Items from a dataset:

- - -

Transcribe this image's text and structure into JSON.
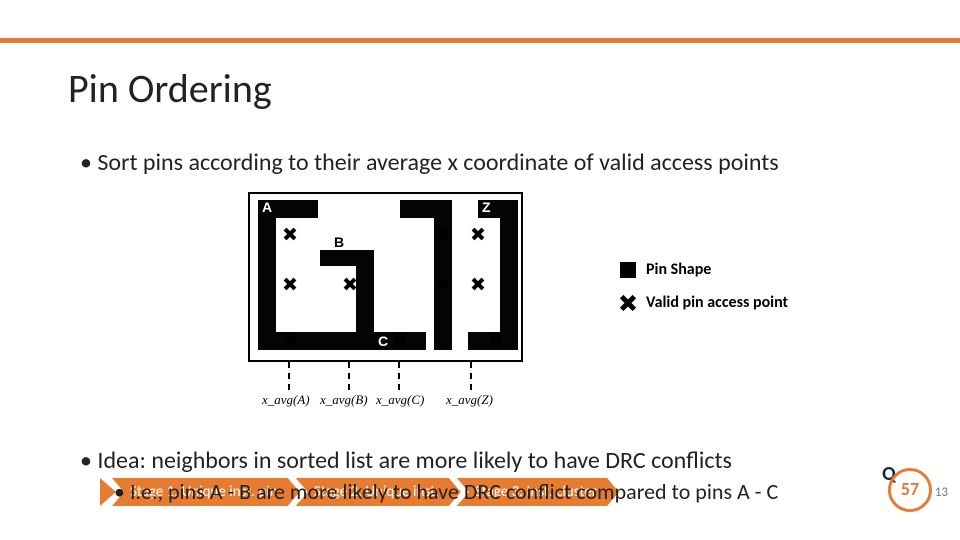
{
  "title": "Pin Ordering",
  "bullets": {
    "sort": "Sort pins according to their average x coordinate of valid access points",
    "idea": "Idea: neighbors in sorted list are more likely to have DRC conflicts",
    "ie": "I.e., pins A - B are more likely to have DRC conflict compared to pins A - C"
  },
  "figure": {
    "labelA": "A",
    "labelB": "B",
    "labelC": "C",
    "labelZ": "Z",
    "avg": {
      "A": "x_avg(A)",
      "B": "x_avg(B)",
      "C": "x_avg(C)",
      "Z": "x_avg(Z)"
    }
  },
  "legend": {
    "shape": "Pin Shape",
    "ap": "Valid pin access point"
  },
  "stages": {
    "s1": "Stage 1: Unique inst. pin",
    "s2": "Stage 2: Unique inst.",
    "s3": "Stage 3: Inst. cluster"
  },
  "logo_number": "57",
  "page": "13"
}
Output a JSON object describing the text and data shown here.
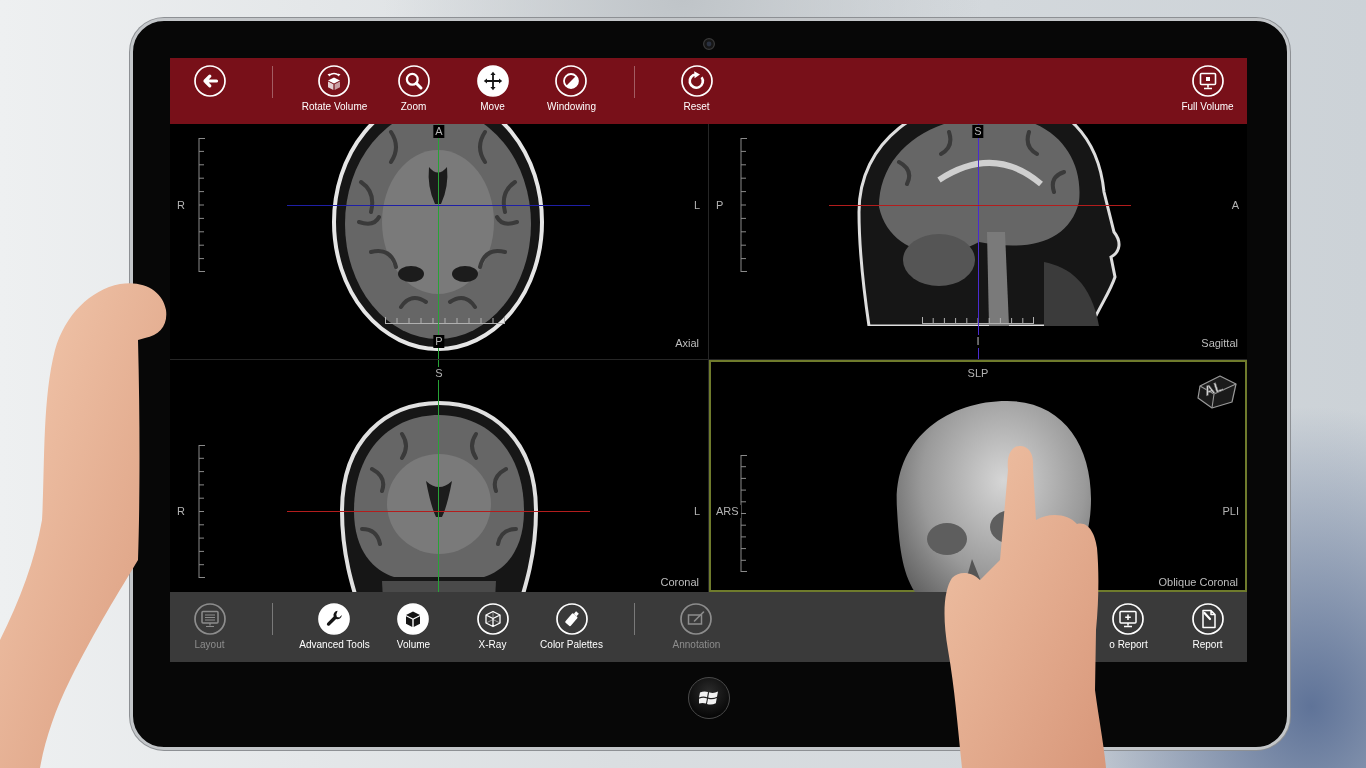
{
  "top_toolbar": {
    "sections": [
      {
        "items": [
          {
            "selected": false
          }
        ]
      },
      {
        "items": [
          {
            "label": "Rotate Volume",
            "selected": false
          },
          {
            "label": "Zoom",
            "selected": false
          },
          {
            "label": "Move",
            "selected": true
          },
          {
            "label": "Windowing",
            "selected": false
          }
        ]
      },
      {
        "items": [
          {
            "label": "Reset",
            "selected": false
          }
        ]
      }
    ],
    "end": [
      {
        "label": "Full Volume",
        "selected": false
      }
    ]
  },
  "viewports": [
    {
      "kind": "axial",
      "name": "Axial",
      "selected": false,
      "labels": {
        "top": "A",
        "left": "R",
        "right": "L",
        "bottom": "P"
      },
      "lines": [
        {
          "kind": "vertical",
          "color": "#27a336"
        },
        {
          "kind": "horizontal",
          "color": "#1f1fa6"
        }
      ]
    },
    {
      "kind": "sagittal",
      "name": "Sagittal",
      "selected": false,
      "labels": {
        "top": "S",
        "left": "P",
        "right": "A",
        "bottom": "I"
      },
      "lines": [
        {
          "kind": "vertical",
          "color": "#4a2bd1"
        },
        {
          "kind": "horizontal",
          "color": "#b31d1d"
        }
      ]
    },
    {
      "kind": "coronal",
      "name": "Coronal",
      "selected": false,
      "labels": {
        "top": "S",
        "left": "R",
        "right": "L"
      },
      "lines": [
        {
          "kind": "vertical",
          "color": "#27a336"
        },
        {
          "kind": "horizontal",
          "color": "#b31d1d"
        }
      ]
    },
    {
      "kind": "volume",
      "name": "Oblique Coronal",
      "selected": true,
      "labels": {
        "top": "SLP",
        "left": "ARS",
        "right": "PLI"
      },
      "orientation_cube": {
        "label": "AL"
      }
    }
  ],
  "bottom_toolbar": {
    "sections": [
      {
        "items": [
          {
            "label": "Layout",
            "selected": false,
            "disabled": true
          }
        ]
      },
      {
        "items": [
          {
            "label": "Advanced Tools",
            "selected": true,
            "disabled": false
          },
          {
            "label": "Volume",
            "selected": true,
            "disabled": false
          },
          {
            "label": "X-Ray",
            "selected": false,
            "disabled": false
          },
          {
            "label": "Color Palettes",
            "selected": false,
            "disabled": false
          }
        ]
      },
      {
        "items": [
          {
            "label": "Annotation",
            "selected": false,
            "disabled": true
          }
        ]
      }
    ],
    "end": [
      {
        "label": "o Report",
        "selected": false,
        "disabled": false
      },
      {
        "label": "Report",
        "selected": false,
        "disabled": false
      }
    ]
  }
}
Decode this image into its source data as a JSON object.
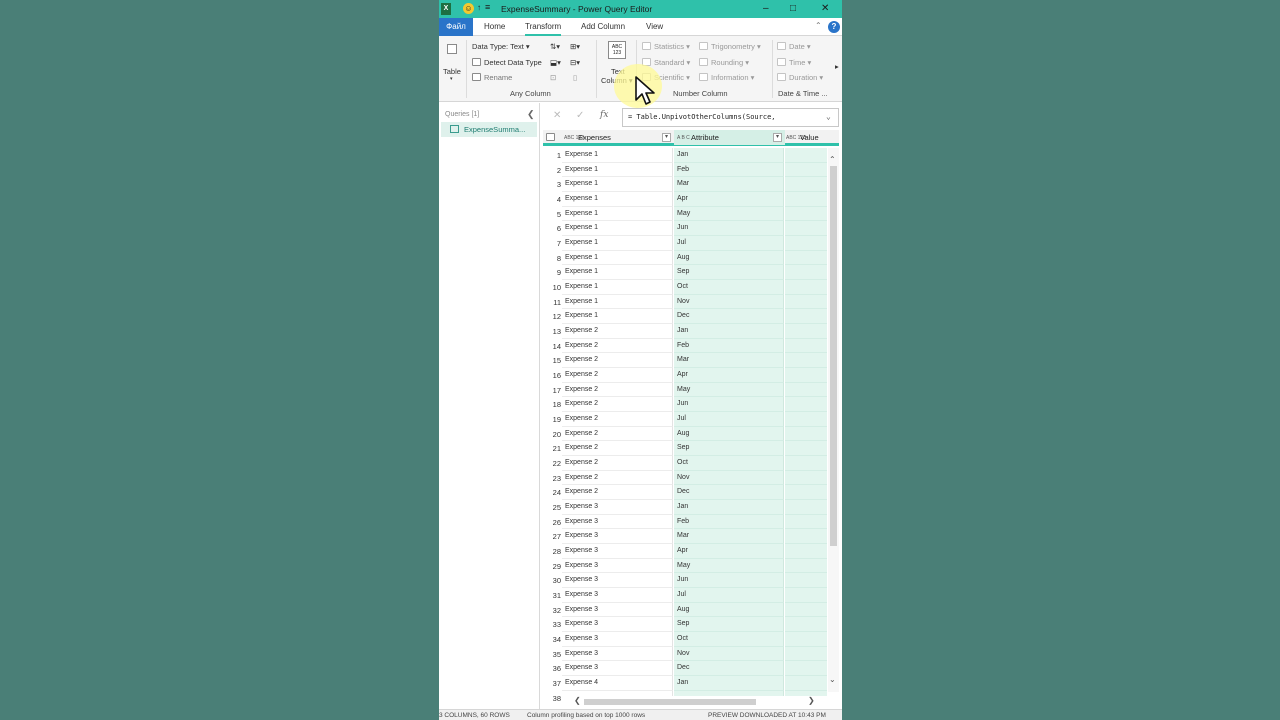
{
  "window": {
    "app_badge": "X",
    "title": "ExpenseSummary - Power Query Editor",
    "qat_undo": "↑",
    "qat_more": "≡",
    "minimize": "–",
    "maximize": "□",
    "close": "✕"
  },
  "tabs": {
    "file": "Файл",
    "items": [
      "Home",
      "Transform",
      "Add Column",
      "View"
    ],
    "active": "Transform",
    "collapse": "⌃",
    "help": "?"
  },
  "ribbon": {
    "table": "Table",
    "data_type": "Data Type: Text ▾",
    "detect_data_type": "Detect Data Type",
    "rename": "Rename",
    "any_column": "Any Column",
    "text_column_line1": "Text",
    "text_column_line2": "Column ▾",
    "statistics": "Statistics ▾",
    "standard": "Standard ▾",
    "scientific": "Scientific ▾",
    "trigonometry": "Trigonometry ▾",
    "rounding": "Rounding ▾",
    "information": "Information ▾",
    "number_column": "Number Column",
    "date": "Date ▾",
    "time": "Time ▾",
    "duration": "Duration ▾",
    "date_time": "Date & Time ...",
    "abc123": "ABC 123",
    "more": "▸"
  },
  "queries": {
    "header": "Queries [1]",
    "collapse": "❮",
    "item": "ExpenseSumma..."
  },
  "formula": {
    "cancel": "✕",
    "confirm": "✓",
    "fx": "fx",
    "text": "= Table.UnpivotOtherColumns(Source,",
    "expand": "⌄"
  },
  "columns": [
    {
      "type": "ABC 123",
      "name": "Expenses",
      "filter": "▾"
    },
    {
      "type": "A B C",
      "name": "Attribute",
      "filter": "▾"
    },
    {
      "type": "ABC 123",
      "name": "Value"
    }
  ],
  "rows": [
    [
      "1",
      "Expense 1",
      "Jan"
    ],
    [
      "2",
      "Expense 1",
      "Feb"
    ],
    [
      "3",
      "Expense 1",
      "Mar"
    ],
    [
      "4",
      "Expense 1",
      "Apr"
    ],
    [
      "5",
      "Expense 1",
      "May"
    ],
    [
      "6",
      "Expense 1",
      "Jun"
    ],
    [
      "7",
      "Expense 1",
      "Jul"
    ],
    [
      "8",
      "Expense 1",
      "Aug"
    ],
    [
      "9",
      "Expense 1",
      "Sep"
    ],
    [
      "10",
      "Expense 1",
      "Oct"
    ],
    [
      "11",
      "Expense 1",
      "Nov"
    ],
    [
      "12",
      "Expense 1",
      "Dec"
    ],
    [
      "13",
      "Expense 2",
      "Jan"
    ],
    [
      "14",
      "Expense 2",
      "Feb"
    ],
    [
      "15",
      "Expense 2",
      "Mar"
    ],
    [
      "16",
      "Expense 2",
      "Apr"
    ],
    [
      "17",
      "Expense 2",
      "May"
    ],
    [
      "18",
      "Expense 2",
      "Jun"
    ],
    [
      "19",
      "Expense 2",
      "Jul"
    ],
    [
      "20",
      "Expense 2",
      "Aug"
    ],
    [
      "21",
      "Expense 2",
      "Sep"
    ],
    [
      "22",
      "Expense 2",
      "Oct"
    ],
    [
      "23",
      "Expense 2",
      "Nov"
    ],
    [
      "24",
      "Expense 2",
      "Dec"
    ],
    [
      "25",
      "Expense 3",
      "Jan"
    ],
    [
      "26",
      "Expense 3",
      "Feb"
    ],
    [
      "27",
      "Expense 3",
      "Mar"
    ],
    [
      "28",
      "Expense 3",
      "Apr"
    ],
    [
      "29",
      "Expense 3",
      "May"
    ],
    [
      "30",
      "Expense 3",
      "Jun"
    ],
    [
      "31",
      "Expense 3",
      "Jul"
    ],
    [
      "32",
      "Expense 3",
      "Aug"
    ],
    [
      "33",
      "Expense 3",
      "Sep"
    ],
    [
      "34",
      "Expense 3",
      "Oct"
    ],
    [
      "35",
      "Expense 3",
      "Nov"
    ],
    [
      "36",
      "Expense 3",
      "Dec"
    ],
    [
      "37",
      "Expense 4",
      "Jan"
    ],
    [
      "38",
      "",
      ""
    ]
  ],
  "scroll": {
    "up": "⌃",
    "down": "⌄",
    "left": "❮",
    "right": "❯"
  },
  "status": {
    "columns": "3 COLUMNS, 60 ROWS",
    "profiling": "Column profiling based on top 1000 rows",
    "preview": "PREVIEW DOWNLOADED AT 10:43 PM"
  },
  "colors": {
    "accent": "#2fc1aa",
    "file_tab": "#2a74c9",
    "selected_column": "#e2f5ee",
    "background": "#4a7f77"
  }
}
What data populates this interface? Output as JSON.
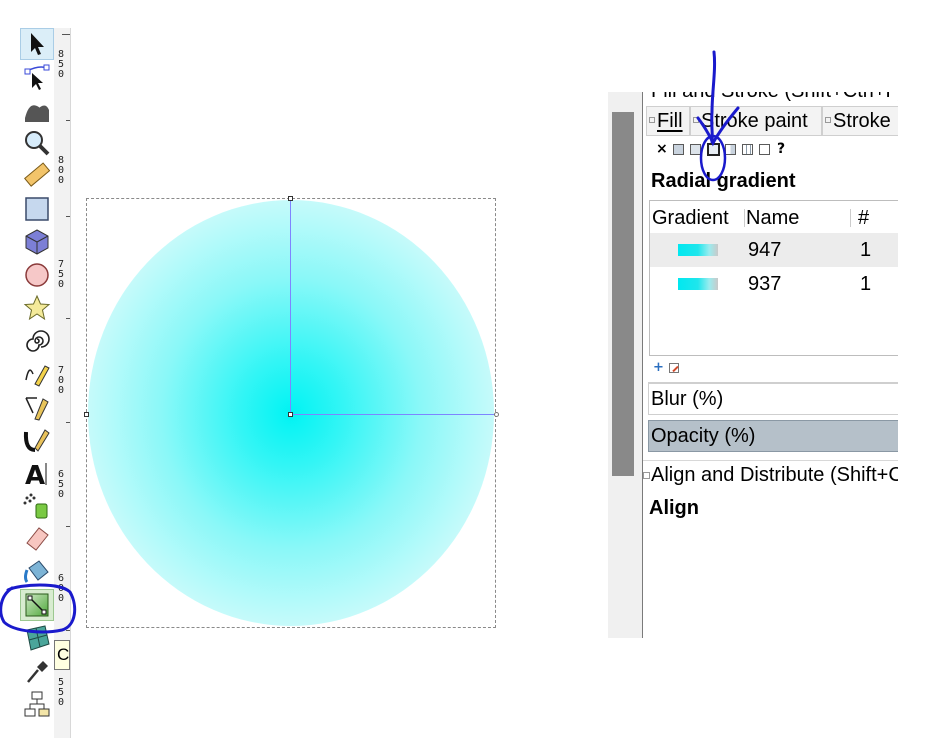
{
  "toolbox": {
    "tools": [
      {
        "name": "selector-tool-icon",
        "icon": "arrow-pointer"
      },
      {
        "name": "node-tool-icon",
        "icon": "node-edit"
      },
      {
        "name": "tweak-tool-icon",
        "icon": "wave"
      },
      {
        "name": "zoom-tool-icon",
        "icon": "magnifier"
      },
      {
        "name": "measure-tool-icon",
        "icon": "ruler"
      },
      {
        "name": "rectangle-tool-icon",
        "icon": "square"
      },
      {
        "name": "box3d-tool-icon",
        "icon": "cube"
      },
      {
        "name": "ellipse-tool-icon",
        "icon": "circle"
      },
      {
        "name": "star-tool-icon",
        "icon": "star"
      },
      {
        "name": "spiral-tool-icon",
        "icon": "spiral"
      },
      {
        "name": "pencil-tool-icon",
        "icon": "pencil"
      },
      {
        "name": "pen-tool-icon",
        "icon": "pen"
      },
      {
        "name": "calligraphy-tool-icon",
        "icon": "calligraphy"
      },
      {
        "name": "text-tool-icon",
        "icon": "text-a"
      },
      {
        "name": "spray-tool-icon",
        "icon": "spray"
      },
      {
        "name": "eraser-tool-icon",
        "icon": "eraser"
      },
      {
        "name": "paint-bucket-tool-icon",
        "icon": "bucket"
      },
      {
        "name": "gradient-tool-icon",
        "icon": "gradient"
      },
      {
        "name": "mesh-tool-icon",
        "icon": "mesh"
      },
      {
        "name": "dropper-tool-icon",
        "icon": "dropper"
      },
      {
        "name": "connector-tool-icon",
        "icon": "connector"
      }
    ]
  },
  "ruler": {
    "labels": [
      {
        "text": "8\n5\n0"
      },
      {
        "text": "8\n0\n0"
      },
      {
        "text": "7\n5\n0"
      },
      {
        "text": "7\n0\n0"
      },
      {
        "text": "6\n5\n0"
      },
      {
        "text": "6\n0\n0"
      },
      {
        "text": "5\n5\n0"
      }
    ]
  },
  "tooltip": {
    "text": "C"
  },
  "panel": {
    "dialog_title": "Fill and Stroke (Shift+Ctrl+F)",
    "tabs": {
      "fill": "Fill",
      "stroke_paint": "Stroke paint",
      "stroke_style": "Stroke"
    },
    "paint_modes": {
      "none": "×",
      "unknown": "?"
    },
    "section_title": "Radial gradient",
    "table": {
      "columns": {
        "gradient": "Gradient",
        "name": "Name",
        "count": "#"
      },
      "rows": [
        {
          "name": "947",
          "count": "1"
        },
        {
          "name": "937",
          "count": "1"
        }
      ]
    },
    "blur_label": "Blur (%)",
    "opacity_label": "Opacity (%)",
    "align_dialog_title": "Align and Distribute (Shift+Ctrl+A)",
    "align_section": "Align"
  },
  "colors": {
    "gradient_stop": "#00f3f3",
    "annotation_ink": "#1a1acc",
    "handle_line": "#7e84ff"
  }
}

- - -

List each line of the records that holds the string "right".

        "right": "L",
        "right": "A",
        "right": "L"
        "right": "PLI"
    "right": "❯"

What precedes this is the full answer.